Segment Open

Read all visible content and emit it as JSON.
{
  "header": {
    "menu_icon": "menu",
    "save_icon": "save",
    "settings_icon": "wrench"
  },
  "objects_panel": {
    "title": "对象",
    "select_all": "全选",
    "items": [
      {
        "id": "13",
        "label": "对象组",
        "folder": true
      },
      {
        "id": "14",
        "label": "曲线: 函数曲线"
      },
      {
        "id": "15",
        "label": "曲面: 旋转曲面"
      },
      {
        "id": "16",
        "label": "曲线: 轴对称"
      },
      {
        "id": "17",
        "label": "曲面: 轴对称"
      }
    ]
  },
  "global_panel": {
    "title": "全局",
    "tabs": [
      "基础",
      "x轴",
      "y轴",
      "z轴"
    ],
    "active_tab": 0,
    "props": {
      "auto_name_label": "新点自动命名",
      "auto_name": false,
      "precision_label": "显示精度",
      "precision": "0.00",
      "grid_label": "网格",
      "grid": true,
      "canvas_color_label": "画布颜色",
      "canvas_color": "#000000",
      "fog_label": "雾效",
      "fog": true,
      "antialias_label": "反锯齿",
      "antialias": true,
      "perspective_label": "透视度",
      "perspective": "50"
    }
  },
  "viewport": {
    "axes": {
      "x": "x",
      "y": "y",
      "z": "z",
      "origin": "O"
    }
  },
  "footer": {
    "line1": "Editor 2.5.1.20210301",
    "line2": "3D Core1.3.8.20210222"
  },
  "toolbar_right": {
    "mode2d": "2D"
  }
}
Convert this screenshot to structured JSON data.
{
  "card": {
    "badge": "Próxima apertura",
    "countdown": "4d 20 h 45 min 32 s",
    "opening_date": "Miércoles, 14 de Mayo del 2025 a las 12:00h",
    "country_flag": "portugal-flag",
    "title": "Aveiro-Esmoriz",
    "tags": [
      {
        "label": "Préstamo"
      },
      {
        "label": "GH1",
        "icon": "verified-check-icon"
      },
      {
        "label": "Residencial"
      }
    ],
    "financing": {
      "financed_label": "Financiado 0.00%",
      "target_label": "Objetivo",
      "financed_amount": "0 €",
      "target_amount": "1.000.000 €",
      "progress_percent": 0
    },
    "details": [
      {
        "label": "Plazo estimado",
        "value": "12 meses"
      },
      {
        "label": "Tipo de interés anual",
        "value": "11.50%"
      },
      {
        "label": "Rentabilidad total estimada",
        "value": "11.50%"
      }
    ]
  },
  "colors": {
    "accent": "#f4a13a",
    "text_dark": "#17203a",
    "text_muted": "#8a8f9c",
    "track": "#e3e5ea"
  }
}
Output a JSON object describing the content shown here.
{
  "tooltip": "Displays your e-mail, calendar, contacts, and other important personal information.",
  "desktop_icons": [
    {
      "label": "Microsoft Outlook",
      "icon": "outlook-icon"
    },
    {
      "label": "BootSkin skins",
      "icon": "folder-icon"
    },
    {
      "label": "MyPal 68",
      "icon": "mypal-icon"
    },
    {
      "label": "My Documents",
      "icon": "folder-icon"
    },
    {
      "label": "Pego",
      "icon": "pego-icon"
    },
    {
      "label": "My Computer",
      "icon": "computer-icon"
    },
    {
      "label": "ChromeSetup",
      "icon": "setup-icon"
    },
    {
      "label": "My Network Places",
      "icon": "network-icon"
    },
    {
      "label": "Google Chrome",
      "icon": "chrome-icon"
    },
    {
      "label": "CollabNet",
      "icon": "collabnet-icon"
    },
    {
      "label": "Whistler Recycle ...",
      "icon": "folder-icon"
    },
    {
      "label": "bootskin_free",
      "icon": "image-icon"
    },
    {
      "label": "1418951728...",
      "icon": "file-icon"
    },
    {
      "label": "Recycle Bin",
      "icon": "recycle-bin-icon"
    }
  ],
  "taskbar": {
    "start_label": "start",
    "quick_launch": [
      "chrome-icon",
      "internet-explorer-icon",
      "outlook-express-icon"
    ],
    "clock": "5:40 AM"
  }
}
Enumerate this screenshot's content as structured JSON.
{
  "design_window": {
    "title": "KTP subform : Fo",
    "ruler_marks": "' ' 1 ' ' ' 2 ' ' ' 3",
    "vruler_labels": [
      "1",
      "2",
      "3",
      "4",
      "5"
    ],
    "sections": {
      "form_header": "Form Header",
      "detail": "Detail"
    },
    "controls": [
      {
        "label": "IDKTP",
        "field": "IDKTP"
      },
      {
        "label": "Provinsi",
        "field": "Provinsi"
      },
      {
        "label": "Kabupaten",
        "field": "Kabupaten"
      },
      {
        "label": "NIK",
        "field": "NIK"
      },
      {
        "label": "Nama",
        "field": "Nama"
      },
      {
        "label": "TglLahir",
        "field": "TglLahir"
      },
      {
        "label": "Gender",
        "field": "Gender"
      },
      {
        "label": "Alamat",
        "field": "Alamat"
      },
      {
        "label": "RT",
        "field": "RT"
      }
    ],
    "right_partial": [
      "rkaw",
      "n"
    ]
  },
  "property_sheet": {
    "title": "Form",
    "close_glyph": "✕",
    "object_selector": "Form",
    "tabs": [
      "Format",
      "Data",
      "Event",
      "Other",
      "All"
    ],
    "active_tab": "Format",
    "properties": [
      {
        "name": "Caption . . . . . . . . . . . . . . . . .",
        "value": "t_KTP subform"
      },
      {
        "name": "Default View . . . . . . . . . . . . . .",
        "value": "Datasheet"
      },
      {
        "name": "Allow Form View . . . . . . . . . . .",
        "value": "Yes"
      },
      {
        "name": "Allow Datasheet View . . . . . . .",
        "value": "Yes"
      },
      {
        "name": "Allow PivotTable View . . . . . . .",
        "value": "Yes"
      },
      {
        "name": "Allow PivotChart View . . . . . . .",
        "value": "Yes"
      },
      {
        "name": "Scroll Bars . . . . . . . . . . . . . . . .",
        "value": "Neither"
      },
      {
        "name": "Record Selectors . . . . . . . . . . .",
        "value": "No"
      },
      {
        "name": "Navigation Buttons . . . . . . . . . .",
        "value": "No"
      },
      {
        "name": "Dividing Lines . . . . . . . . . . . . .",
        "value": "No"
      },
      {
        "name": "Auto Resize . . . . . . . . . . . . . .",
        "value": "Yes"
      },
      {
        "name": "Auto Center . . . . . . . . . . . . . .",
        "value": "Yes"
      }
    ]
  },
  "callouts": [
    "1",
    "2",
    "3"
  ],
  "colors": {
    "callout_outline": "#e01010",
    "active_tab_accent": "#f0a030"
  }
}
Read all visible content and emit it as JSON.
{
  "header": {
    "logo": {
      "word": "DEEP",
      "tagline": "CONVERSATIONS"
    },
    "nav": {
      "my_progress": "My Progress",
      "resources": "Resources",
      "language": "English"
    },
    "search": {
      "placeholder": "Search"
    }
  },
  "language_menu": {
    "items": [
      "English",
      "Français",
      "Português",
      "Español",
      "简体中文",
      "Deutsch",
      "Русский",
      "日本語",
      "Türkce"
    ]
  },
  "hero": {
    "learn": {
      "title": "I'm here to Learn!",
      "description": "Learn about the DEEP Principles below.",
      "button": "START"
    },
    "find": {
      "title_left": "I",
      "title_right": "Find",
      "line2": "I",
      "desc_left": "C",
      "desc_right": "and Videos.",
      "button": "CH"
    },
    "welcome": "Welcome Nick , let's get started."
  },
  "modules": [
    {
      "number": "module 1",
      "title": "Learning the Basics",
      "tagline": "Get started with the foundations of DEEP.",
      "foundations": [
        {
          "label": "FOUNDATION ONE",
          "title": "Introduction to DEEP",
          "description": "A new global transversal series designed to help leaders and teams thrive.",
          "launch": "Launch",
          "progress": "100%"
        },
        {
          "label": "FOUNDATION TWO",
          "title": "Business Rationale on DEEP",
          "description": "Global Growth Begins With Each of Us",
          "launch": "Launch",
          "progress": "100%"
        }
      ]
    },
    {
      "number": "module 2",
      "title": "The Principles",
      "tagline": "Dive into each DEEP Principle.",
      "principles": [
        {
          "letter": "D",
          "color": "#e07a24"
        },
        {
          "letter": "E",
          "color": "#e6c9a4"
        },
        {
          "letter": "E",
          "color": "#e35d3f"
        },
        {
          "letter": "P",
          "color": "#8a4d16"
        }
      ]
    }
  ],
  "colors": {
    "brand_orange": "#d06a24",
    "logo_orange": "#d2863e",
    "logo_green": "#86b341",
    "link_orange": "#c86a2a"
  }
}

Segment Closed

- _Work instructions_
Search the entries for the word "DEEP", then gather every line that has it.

- _Solution to this task_
      "word": "DEEP",
      "description": "Learn about the DEEP Principles below.",
      "tagline": "Get started with the foundations of DEEP.",
          "title": "Introduction to DEEP",
          "title": "Business Rationale on DEEP",
      "tagline": "Dive into each DEEP Principle.",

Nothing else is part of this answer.